I recently spent a FEW hours at John K. King Used & Books in Detroit, MI that had over a million used books packed within 5 stories. I acted like a character from Fahrenheit 451… hoarding and coveting stacks of books as if they’d soon cease to exist. Many of them had dedications on the front page, corners folded, library cards with the name and date of its’ last owner.  It was all so exciting and nostalgic and a bit tragic. I didn’t take photos, but came across this post from the NYTimes and Kerry Mansfield's Expired series that captures the spirit of what I recently felt.

Kerry Mansfield’s “Expired” is a series whose substance is the physicality of discarded and withdrawn library books. She brings the lens in close, showing worn edges and torn covers and photographing the ephemera of the library experience.


Some artwork of Etel Adnan, a 90 year-old Lebanese-American poet, essayist and visual artist. She’s arguably the most important Arab American writing today. “Abstract art was the equivalent of poetic expression; I didn’t need to use words, but colors and lines. I didn’t need to belong to a language-oriented culture but to an open form of expression.”


1000 forms by David Higginbotham

The plaster painted color form project was designed and manufactured in 1996-97 at David Higginbotham’s Canal St. studio in NYC. These simple geometric shapes are made from individual cardboard molds, hand painted with pigment inks and designed to be used as modular sculptures.


I think these “written letter helpers” from Opening Ceremony in collaboration with Derek Blasberg are amazing, a commentary on the email takeover and our lack of ability to put pen to paper. There are 8 fill-in-the-blank Futura letters for you to fill-in-the-blank: True Love, Thinking of You, Happy Anniversary, Happy Birthday, Thank You, Let’s Celebrate, Congratulations and It’s Baby Time.

They remind me of those mad-lib letters my parents got me in summer camp so I was able to articulate an update for them. <3 great gift idea Buy here

Amelia Earheart is the realest. On Marriage:

I must exact a cruel promise and that is you will let me go in a year if we find no happiness together.

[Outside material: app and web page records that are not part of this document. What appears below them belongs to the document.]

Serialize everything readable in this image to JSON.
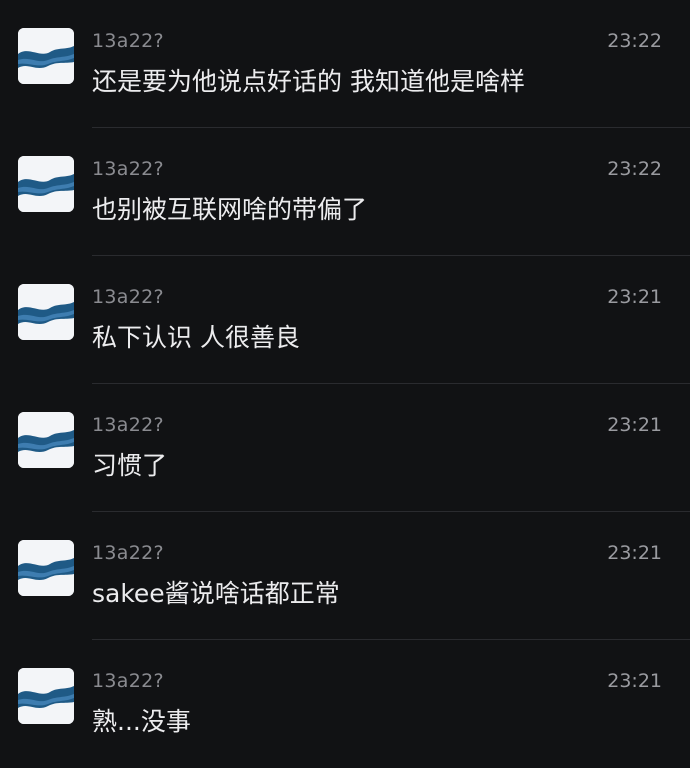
{
  "comments": [
    {
      "username": "13a22?",
      "time": "23:22",
      "text": "还是要为他说点好话的 我知道他是啥样"
    },
    {
      "username": "13a22?",
      "time": "23:22",
      "text": "也别被互联网啥的带偏了"
    },
    {
      "username": "13a22?",
      "time": "23:21",
      "text": "私下认识 人很善良"
    },
    {
      "username": "13a22?",
      "time": "23:21",
      "text": "习惯了"
    },
    {
      "username": "13a22?",
      "time": "23:21",
      "text": "sakee酱说啥话都正常"
    },
    {
      "username": "13a22?",
      "time": "23:21",
      "text": "熟...没事"
    }
  ],
  "avatar_icon": "wave-avatar-icon"
}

The two married that afternoon. Putnam had proposed six times before Earhart finally said her highly conditional “yes.” She kept her last name and refused to be called Mrs. Putnam, even against The New York Times’ insistence. They remained together until Earhart’s tragic disappearance in 1937.